University of Delaware
delware environmental institute

News Journal: Controlled burns tamp out Delaware fire danger

It was a hot, dry summer morning. The humidity was low — about 11 percent. "We had a little bit of wind," recalled State Forester Michael Valenti. Then a passing motorist flicked a lit cigarette out of the window of a vehicle.

"It was complete consumption of all fuels," Valenti said. Before that day in April 2005 ended, 200 acres of woods near Millsboro burned to a moonscape of stubble and black. With summers expected to get hotter and drier under Climate Change scenarios, wildfires like the one Valenti described could becoming more common across the nation.

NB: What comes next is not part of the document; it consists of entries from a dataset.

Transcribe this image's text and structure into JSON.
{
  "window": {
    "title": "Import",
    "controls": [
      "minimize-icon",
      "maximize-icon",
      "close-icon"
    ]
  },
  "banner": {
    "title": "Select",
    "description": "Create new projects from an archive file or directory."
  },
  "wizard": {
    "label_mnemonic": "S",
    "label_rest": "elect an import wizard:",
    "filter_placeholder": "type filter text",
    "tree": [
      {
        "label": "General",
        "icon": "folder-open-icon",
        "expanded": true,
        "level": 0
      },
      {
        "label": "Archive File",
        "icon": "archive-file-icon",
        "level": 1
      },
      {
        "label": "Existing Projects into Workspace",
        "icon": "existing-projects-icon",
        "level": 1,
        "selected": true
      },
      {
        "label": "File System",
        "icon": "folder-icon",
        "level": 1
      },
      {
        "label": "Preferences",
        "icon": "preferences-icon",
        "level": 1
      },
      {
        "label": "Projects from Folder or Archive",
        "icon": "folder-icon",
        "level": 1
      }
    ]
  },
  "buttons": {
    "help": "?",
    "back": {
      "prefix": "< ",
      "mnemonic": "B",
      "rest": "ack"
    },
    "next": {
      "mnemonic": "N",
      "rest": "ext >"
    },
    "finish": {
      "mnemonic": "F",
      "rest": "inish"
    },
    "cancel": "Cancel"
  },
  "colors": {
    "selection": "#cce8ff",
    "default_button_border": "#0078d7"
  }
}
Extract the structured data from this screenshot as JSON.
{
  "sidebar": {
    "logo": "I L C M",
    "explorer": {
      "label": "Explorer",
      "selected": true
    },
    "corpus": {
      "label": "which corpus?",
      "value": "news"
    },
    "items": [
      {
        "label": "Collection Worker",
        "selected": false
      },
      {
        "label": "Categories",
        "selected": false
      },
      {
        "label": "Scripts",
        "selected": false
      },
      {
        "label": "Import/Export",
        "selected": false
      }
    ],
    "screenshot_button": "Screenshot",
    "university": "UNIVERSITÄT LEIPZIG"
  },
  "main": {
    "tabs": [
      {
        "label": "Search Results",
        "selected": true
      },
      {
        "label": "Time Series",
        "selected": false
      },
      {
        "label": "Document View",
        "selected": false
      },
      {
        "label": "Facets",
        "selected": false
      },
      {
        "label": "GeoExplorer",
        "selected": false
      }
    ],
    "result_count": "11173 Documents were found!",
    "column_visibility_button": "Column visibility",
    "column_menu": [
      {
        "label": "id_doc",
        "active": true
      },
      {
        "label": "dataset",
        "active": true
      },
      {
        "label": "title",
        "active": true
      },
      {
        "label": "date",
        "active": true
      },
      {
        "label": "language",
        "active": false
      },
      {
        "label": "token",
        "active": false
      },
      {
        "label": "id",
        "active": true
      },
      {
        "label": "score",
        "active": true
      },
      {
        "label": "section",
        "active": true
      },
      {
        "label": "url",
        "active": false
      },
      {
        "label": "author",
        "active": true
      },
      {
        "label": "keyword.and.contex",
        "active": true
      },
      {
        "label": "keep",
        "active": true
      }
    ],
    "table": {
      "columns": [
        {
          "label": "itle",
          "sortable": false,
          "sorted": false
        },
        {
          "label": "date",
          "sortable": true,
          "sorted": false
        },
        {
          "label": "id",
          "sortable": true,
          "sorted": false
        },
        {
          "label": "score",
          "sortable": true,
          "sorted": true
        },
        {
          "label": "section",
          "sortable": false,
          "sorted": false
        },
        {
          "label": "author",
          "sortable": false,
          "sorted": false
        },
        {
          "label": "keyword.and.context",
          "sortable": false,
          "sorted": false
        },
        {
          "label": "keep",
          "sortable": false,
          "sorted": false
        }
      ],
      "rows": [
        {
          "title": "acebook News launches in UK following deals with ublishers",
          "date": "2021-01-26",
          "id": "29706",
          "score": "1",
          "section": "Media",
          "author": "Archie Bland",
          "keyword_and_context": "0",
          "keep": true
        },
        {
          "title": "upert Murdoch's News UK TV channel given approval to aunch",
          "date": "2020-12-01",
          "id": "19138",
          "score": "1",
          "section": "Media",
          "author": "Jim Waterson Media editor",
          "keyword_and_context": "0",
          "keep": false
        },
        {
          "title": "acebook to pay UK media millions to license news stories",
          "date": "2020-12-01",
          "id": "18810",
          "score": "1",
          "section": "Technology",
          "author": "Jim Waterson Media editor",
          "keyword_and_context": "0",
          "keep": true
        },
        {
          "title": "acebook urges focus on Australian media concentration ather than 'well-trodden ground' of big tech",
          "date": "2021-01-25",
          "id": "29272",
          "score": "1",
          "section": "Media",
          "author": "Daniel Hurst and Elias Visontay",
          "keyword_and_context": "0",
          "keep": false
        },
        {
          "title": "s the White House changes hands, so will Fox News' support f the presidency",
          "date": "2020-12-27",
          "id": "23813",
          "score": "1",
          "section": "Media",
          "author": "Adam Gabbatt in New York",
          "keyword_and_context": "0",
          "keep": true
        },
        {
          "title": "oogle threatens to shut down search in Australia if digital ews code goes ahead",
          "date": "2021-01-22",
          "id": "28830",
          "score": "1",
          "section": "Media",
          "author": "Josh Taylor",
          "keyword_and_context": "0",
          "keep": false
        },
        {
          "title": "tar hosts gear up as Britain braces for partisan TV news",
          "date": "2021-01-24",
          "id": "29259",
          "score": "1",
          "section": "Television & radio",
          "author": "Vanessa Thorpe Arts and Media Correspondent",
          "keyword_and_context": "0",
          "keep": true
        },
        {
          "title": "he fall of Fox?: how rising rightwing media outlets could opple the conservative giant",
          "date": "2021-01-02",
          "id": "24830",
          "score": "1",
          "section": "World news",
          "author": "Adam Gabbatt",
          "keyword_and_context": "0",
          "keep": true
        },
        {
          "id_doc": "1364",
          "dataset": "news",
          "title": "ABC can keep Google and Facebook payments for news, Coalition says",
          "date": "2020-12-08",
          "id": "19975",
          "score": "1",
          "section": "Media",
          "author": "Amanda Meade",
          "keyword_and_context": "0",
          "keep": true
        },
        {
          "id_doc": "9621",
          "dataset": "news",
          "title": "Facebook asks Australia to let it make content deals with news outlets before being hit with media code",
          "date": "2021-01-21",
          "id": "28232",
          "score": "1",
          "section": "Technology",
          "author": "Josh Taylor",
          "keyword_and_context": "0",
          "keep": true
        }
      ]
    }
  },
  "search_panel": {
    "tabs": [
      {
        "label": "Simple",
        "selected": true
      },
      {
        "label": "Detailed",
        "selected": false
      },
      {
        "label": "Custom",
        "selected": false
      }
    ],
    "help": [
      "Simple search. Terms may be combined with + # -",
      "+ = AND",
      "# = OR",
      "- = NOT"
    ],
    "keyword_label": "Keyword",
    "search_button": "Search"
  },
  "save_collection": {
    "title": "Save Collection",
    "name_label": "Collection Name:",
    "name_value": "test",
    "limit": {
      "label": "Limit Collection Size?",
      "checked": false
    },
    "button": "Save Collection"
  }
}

In 2014, more than 63,000 wildfires burned 3.5 million acres nationwide, according to the National Interagency Fire Center.

And 2012 was the third-highest year of acres burned since the U.S. Fire Administration started keeping data in 1960. All told, 9.3 million acres burned, an area bigger than New Jersey, Connecticut and Delaware combined.

You may never hear much about Delaware's wild fires. Over the last decade, they have been small and quickly contained.